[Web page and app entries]
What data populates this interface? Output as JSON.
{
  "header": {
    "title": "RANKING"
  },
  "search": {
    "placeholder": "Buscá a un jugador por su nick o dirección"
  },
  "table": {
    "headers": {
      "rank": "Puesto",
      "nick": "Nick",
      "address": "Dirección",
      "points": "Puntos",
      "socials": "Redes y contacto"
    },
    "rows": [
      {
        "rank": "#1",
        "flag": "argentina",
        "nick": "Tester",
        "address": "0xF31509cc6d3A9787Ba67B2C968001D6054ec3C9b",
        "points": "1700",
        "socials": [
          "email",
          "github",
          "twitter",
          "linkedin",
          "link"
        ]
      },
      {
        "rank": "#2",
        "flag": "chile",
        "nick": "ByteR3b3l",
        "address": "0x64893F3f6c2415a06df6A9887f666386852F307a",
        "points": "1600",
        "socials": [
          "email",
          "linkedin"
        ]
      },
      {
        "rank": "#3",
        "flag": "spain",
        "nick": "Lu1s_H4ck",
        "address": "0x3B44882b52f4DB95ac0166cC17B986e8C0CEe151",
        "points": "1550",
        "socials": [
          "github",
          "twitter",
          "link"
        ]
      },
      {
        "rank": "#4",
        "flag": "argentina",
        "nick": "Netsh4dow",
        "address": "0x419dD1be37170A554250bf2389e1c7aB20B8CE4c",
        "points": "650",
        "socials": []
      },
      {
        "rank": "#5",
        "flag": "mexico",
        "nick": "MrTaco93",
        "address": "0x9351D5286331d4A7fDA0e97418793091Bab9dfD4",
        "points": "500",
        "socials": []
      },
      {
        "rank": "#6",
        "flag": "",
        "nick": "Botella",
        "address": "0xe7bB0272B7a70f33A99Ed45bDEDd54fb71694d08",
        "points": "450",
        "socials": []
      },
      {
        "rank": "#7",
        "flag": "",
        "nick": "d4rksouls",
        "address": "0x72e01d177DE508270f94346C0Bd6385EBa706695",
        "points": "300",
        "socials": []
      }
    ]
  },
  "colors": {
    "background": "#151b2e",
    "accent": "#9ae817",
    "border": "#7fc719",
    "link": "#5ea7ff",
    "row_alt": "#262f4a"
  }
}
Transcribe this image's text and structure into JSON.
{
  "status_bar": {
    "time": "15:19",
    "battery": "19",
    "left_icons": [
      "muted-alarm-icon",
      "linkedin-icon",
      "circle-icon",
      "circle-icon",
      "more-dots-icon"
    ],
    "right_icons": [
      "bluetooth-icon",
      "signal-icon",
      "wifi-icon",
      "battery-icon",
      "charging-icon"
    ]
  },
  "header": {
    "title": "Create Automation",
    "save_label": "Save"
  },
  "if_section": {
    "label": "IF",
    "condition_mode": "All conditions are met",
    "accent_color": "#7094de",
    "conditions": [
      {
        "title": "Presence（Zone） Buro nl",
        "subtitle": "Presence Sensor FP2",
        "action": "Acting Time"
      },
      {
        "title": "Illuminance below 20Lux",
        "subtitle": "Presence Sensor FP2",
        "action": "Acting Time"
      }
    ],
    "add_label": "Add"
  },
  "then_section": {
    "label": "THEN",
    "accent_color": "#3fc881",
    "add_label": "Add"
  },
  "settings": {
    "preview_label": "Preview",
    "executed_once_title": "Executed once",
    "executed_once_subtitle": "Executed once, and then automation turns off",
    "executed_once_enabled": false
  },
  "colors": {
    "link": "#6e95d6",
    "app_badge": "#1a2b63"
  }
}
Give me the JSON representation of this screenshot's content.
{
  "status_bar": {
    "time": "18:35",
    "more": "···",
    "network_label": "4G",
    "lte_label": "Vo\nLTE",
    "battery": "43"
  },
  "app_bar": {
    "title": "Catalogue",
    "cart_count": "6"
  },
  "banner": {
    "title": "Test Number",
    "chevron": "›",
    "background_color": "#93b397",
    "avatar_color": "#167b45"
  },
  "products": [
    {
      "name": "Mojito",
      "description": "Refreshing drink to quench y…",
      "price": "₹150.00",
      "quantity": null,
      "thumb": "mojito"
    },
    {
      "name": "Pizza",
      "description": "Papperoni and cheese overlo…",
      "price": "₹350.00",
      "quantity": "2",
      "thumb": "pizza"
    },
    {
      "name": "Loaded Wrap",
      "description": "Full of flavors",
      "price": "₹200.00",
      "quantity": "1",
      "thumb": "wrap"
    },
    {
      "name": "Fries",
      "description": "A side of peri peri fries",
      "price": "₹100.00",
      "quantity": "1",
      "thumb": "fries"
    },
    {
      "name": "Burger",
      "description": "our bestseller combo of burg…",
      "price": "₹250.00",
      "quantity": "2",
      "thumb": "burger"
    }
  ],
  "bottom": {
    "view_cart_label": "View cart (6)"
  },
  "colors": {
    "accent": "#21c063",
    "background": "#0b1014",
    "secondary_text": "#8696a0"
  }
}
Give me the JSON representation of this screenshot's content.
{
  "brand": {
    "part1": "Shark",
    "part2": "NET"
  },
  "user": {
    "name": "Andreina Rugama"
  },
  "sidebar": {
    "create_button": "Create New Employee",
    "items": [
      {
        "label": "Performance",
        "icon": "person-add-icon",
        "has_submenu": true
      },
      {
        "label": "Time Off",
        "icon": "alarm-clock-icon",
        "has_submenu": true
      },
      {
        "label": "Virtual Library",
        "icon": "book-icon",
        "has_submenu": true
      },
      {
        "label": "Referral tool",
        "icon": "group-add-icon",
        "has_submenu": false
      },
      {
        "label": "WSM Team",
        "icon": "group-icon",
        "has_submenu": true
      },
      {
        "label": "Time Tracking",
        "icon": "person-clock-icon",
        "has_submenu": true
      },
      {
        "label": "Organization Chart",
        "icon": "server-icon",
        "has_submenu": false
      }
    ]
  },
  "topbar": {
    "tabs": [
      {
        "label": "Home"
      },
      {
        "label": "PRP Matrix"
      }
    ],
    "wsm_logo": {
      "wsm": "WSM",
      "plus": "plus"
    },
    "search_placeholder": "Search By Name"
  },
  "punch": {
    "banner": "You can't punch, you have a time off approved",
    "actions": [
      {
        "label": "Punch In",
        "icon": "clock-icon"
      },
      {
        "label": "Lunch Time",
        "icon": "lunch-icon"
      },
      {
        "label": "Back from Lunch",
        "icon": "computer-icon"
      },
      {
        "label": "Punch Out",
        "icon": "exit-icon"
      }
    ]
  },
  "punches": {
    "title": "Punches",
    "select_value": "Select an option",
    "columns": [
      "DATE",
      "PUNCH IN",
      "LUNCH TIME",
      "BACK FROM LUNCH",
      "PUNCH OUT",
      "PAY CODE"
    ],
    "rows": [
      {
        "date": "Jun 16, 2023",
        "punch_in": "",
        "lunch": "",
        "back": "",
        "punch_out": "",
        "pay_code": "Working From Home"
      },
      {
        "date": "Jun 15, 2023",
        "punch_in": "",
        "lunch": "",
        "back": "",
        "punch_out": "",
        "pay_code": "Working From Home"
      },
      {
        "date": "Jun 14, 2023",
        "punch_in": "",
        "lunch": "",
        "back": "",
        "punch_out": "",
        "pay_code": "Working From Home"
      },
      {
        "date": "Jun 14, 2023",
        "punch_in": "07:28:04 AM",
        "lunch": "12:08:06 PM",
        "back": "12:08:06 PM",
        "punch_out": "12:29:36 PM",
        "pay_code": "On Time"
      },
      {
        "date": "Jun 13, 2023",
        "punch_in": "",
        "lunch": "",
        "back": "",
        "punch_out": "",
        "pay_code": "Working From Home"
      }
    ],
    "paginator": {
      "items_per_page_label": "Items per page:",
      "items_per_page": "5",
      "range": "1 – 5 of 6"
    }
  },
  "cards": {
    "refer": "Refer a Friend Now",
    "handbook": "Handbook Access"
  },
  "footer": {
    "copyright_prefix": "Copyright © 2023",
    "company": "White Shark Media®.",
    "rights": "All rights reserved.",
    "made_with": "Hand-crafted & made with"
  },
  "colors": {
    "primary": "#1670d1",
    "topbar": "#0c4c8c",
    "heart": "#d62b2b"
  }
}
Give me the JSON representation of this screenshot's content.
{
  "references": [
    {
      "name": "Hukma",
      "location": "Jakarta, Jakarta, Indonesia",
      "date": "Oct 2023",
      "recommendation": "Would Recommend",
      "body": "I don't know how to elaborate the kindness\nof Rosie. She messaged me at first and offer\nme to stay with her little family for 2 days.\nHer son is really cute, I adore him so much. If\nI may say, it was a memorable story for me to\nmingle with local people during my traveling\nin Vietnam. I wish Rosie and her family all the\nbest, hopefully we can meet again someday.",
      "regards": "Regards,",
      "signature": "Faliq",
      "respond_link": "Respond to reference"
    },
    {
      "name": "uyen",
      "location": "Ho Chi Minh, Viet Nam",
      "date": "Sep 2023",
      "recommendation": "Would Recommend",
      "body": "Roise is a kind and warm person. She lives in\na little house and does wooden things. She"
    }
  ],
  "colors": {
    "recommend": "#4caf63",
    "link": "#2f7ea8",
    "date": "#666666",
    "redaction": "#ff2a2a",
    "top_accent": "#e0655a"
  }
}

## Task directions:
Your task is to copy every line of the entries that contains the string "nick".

## Output of the task:
    "placeholder": "Buscá a un jugador por su nick o dirección"
      "nick": "Nick",
        "nick": "Tester",
        "nick": "ByteR3b3l",
        "nick": "Lu1s_H4ck",
        "nick": "Netsh4dow",
        "nick": "MrTaco93",
        "nick": "Botella",
        "nick": "d4rksouls",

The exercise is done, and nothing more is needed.